*** Opening Records for the exercise ***

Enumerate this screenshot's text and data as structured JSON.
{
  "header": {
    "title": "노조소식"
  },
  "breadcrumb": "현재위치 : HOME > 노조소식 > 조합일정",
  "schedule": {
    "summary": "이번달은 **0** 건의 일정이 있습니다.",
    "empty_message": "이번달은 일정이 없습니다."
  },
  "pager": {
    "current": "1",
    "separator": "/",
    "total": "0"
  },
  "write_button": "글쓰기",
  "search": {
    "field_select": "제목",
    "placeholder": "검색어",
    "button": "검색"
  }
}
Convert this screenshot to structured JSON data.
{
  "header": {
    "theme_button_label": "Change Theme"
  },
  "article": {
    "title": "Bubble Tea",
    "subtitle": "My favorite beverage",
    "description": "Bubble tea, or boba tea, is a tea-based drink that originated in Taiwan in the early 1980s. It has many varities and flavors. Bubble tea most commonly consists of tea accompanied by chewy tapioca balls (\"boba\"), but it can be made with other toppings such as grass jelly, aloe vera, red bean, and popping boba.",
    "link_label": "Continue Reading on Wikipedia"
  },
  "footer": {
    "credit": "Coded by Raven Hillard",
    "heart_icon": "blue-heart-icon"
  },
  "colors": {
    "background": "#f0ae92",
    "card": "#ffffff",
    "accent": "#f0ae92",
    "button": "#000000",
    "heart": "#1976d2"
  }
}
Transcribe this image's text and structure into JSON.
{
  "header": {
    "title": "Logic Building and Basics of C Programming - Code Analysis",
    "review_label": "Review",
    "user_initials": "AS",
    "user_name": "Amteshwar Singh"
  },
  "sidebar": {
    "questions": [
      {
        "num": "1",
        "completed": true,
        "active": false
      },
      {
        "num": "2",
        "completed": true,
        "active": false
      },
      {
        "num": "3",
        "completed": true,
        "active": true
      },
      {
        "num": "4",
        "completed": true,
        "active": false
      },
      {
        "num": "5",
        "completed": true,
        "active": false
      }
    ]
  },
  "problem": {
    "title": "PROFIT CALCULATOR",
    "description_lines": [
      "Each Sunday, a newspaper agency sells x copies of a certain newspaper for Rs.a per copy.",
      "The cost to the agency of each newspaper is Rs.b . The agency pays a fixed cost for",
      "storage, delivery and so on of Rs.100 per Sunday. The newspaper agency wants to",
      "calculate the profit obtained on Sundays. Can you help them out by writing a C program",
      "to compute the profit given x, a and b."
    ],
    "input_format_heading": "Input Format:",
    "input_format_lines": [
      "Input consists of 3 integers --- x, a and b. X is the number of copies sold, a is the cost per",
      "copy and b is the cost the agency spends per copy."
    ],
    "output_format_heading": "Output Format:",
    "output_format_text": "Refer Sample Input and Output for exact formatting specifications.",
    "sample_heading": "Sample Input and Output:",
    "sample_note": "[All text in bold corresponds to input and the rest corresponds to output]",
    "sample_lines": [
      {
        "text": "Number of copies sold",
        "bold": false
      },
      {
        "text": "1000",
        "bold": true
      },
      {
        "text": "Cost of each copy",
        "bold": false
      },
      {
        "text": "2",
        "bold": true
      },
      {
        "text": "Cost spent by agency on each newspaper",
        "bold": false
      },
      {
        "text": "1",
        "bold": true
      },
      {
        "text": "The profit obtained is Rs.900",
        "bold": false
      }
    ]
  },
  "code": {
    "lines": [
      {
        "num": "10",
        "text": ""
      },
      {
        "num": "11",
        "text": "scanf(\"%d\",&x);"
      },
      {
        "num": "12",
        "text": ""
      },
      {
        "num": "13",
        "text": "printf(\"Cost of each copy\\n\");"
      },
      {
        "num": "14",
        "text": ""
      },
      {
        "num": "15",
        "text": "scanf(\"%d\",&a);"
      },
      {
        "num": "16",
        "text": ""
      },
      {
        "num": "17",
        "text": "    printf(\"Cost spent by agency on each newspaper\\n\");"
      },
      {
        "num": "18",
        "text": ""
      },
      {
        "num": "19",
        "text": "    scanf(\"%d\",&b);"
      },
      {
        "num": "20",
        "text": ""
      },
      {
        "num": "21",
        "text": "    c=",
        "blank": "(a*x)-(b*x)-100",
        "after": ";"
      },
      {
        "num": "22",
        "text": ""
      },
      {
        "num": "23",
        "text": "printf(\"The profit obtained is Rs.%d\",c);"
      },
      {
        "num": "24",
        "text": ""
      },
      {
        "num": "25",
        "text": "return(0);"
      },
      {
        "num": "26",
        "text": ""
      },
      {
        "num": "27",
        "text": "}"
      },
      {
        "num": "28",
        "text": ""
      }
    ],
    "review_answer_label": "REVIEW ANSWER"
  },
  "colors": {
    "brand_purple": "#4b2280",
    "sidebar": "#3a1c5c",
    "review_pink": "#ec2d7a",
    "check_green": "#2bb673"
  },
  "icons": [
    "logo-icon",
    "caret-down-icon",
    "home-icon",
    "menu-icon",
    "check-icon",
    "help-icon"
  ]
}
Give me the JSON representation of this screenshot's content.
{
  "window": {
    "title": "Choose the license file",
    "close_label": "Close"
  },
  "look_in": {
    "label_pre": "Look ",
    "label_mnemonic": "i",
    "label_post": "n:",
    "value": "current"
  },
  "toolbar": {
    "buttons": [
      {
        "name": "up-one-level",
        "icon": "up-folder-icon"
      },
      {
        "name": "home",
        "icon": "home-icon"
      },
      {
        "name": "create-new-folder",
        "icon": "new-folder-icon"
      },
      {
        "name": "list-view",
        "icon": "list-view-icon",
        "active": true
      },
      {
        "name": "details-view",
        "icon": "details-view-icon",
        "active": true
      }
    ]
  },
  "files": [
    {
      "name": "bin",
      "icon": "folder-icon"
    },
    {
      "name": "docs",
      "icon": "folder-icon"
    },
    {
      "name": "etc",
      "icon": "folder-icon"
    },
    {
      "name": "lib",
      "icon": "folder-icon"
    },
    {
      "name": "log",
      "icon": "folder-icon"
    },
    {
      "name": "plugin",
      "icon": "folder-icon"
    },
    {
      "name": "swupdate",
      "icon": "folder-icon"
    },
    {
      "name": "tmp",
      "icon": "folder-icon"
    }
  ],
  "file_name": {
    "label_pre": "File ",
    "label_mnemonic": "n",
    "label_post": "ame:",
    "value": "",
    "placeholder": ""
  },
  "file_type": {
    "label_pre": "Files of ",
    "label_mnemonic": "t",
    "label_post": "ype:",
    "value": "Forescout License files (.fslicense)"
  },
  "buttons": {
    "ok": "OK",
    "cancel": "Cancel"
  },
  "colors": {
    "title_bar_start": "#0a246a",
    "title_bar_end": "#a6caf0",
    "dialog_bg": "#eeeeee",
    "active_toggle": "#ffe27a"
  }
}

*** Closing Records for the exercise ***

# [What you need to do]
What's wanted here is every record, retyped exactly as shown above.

# [Written response]
Enumerate this screenshot's text and data as structured JSON.
{
  "header": {
    "title": "노조소식"
  },
  "breadcrumb": "현재위치 : HOME > 노조소식 > 조합일정",
  "schedule": {
    "summary": "이번달은 **0** 건의 일정이 있습니다.",
    "empty_message": "이번달은 일정이 없습니다."
  },
  "pager": {
    "current": "1",
    "separator": "/",
    "total": "0"
  },
  "write_button": "글쓰기",
  "search": {
    "field_select": "제목",
    "placeholder": "검색어",
    "button": "검색"
  }
}
Convert this screenshot to structured JSON data.
{
  "header": {
    "theme_button_label": "Change Theme"
  },
  "article": {
    "title": "Bubble Tea",
    "subtitle": "My favorite beverage",
    "description": "Bubble tea, or boba tea, is a tea-based drink that originated in Taiwan in the early 1980s. It has many varities and flavors. Bubble tea most commonly consists of tea accompanied by chewy tapioca balls (\"boba\"), but it can be made with other toppings such as grass jelly, aloe vera, red bean, and popping boba.",
    "link_label": "Continue Reading on Wikipedia"
  },
  "footer": {
    "credit": "Coded by Raven Hillard",
    "heart_icon": "blue-heart-icon"
  },
  "colors": {
    "background": "#f0ae92",
    "card": "#ffffff",
    "accent": "#f0ae92",
    "button": "#000000",
    "heart": "#1976d2"
  }
}
Transcribe this image's text and structure into JSON.
{
  "header": {
    "title": "Logic Building and Basics of C Programming - Code Analysis",
    "review_label": "Review",
    "user_initials": "AS",
    "user_name": "Amteshwar Singh"
  },
  "sidebar": {
    "questions": [
      {
        "num": "1",
        "completed": true,
        "active": false
      },
      {
        "num": "2",
        "completed": true,
        "active": false
      },
      {
        "num": "3",
        "completed": true,
        "active": true
      },
      {
        "num": "4",
        "completed": true,
        "active": false
      },
      {
        "num": "5",
        "completed": true,
        "active": false
      }
    ]
  },
  "problem": {
    "title": "PROFIT CALCULATOR",
    "description_lines": [
      "Each Sunday, a newspaper agency sells x copies of a certain newspaper for Rs.a per copy.",
      "The cost to the agency of each newspaper is Rs.b . The agency pays a fixed cost for",
      "storage, delivery and so on of Rs.100 per Sunday. The newspaper agency wants to",
      "calculate the profit obtained on Sundays. Can you help them out by writing a C program",
      "to compute the profit given x, a and b."
    ],
    "input_format_heading": "Input Format:",
    "input_format_lines": [
      "Input consists of 3 integers --- x, a and b. X is the number of copies sold, a is the cost per",
      "copy and b is the cost the agency spends per copy."
    ],
    "output_format_heading": "Output Format:",
    "output_format_text": "Refer Sample Input and Output for exact formatting specifications.",
    "sample_heading": "Sample Input and Output:",
    "sample_note": "[All text in bold corresponds to input and the rest corresponds to output]",
    "sample_lines": [
      {
        "text": "Number of copies sold",
        "bold": false
      },
      {
        "text": "1000",
        "bold": true
      },
      {
        "text": "Cost of each copy",
        "bold": false
      },
      {
        "text": "2",
        "bold": true
      },
      {
        "text": "Cost spent by agency on each newspaper",
        "bold": false
      },
      {
        "text": "1",
        "bold": true
      },
      {
        "text": "The profit obtained is Rs.900",
        "bold": false
      }
    ]
  },
  "code": {
    "lines": [
      {
        "num": "10",
        "text": ""
      },
      {
        "num": "11",
        "text": "scanf(\"%d\",&x);"
      },
      {
        "num": "12",
        "text": ""
      },
      {
        "num": "13",
        "text": "printf(\"Cost of each copy\\n\");"
      },
      {
        "num": "14",
        "text": ""
      },
      {
        "num": "15",
        "text": "scanf(\"%d\",&a);"
      },
      {
        "num": "16",
        "text": ""
      },
      {
        "num": "17",
        "text": "    printf(\"Cost spent by agency on each newspaper\\n\");"
      },
      {
        "num": "18",
        "text": ""
      },
      {
        "num": "19",
        "text": "    scanf(\"%d\",&b);"
      },
      {
        "num": "20",
        "text": ""
      },
      {
        "num": "21",
        "text": "    c=",
        "blank": "(a*x)-(b*x)-100",
        "after": ";"
      },
      {
        "num": "22",
        "text": ""
      },
      {
        "num": "23",
        "text": "printf(\"The profit obtained is Rs.%d\",c);"
      },
      {
        "num": "24",
        "text": ""
      },
      {
        "num": "25",
        "text": "return(0);"
      },
      {
        "num": "26",
        "text": ""
      },
      {
        "num": "27",
        "text": "}"
      },
      {
        "num": "28",
        "text": ""
      }
    ],
    "review_answer_label": "REVIEW ANSWER"
  },
  "colors": {
    "brand_purple": "#4b2280",
    "sidebar": "#3a1c5c",
    "review_pink": "#ec2d7a",
    "check_green": "#2bb673"
  },
  "icons": [
    "logo-icon",
    "caret-down-icon",
    "home-icon",
    "menu-icon",
    "check-icon",
    "help-icon"
  ]
}
Give me the JSON representation of this screenshot's content.
{
  "window": {
    "title": "Choose the license file",
    "close_label": "Close"
  },
  "look_in": {
    "label_pre": "Look ",
    "label_mnemonic": "i",
    "label_post": "n:",
    "value": "current"
  },
  "toolbar": {
    "buttons": [
      {
        "name": "up-one-level",
        "icon": "up-folder-icon"
      },
      {
        "name": "home",
        "icon": "home-icon"
      },
      {
        "name": "create-new-folder",
        "icon": "new-folder-icon"
      },
      {
        "name": "list-view",
        "icon": "list-view-icon",
        "active": true
      },
      {
        "name": "details-view",
        "icon": "details-view-icon",
        "active": true
      }
    ]
  },
  "files": [
    {
      "name": "bin",
      "icon": "folder-icon"
    },
    {
      "name": "docs",
      "icon": "folder-icon"
    },
    {
      "name": "etc",
      "icon": "folder-icon"
    },
    {
      "name": "lib",
      "icon": "folder-icon"
    },
    {
      "name": "log",
      "icon": "folder-icon"
    },
    {
      "name": "plugin",
      "icon": "folder-icon"
    },
    {
      "name": "swupdate",
      "icon": "folder-icon"
    },
    {
      "name": "tmp",
      "icon": "folder-icon"
    }
  ],
  "file_name": {
    "label_pre": "File ",
    "label_mnemonic": "n",
    "label_post": "ame:",
    "value": "",
    "placeholder": ""
  },
  "file_type": {
    "label_pre": "Files of ",
    "label_mnemonic": "t",
    "label_post": "ype:",
    "value": "Forescout License files (.fslicense)"
  },
  "buttons": {
    "ok": "OK",
    "cancel": "Cancel"
  },
  "colors": {
    "title_bar_start": "#0a246a",
    "title_bar_end": "#a6caf0",
    "dialog_bg": "#eeeeee",
    "active_toggle": "#ffe27a"
  }
}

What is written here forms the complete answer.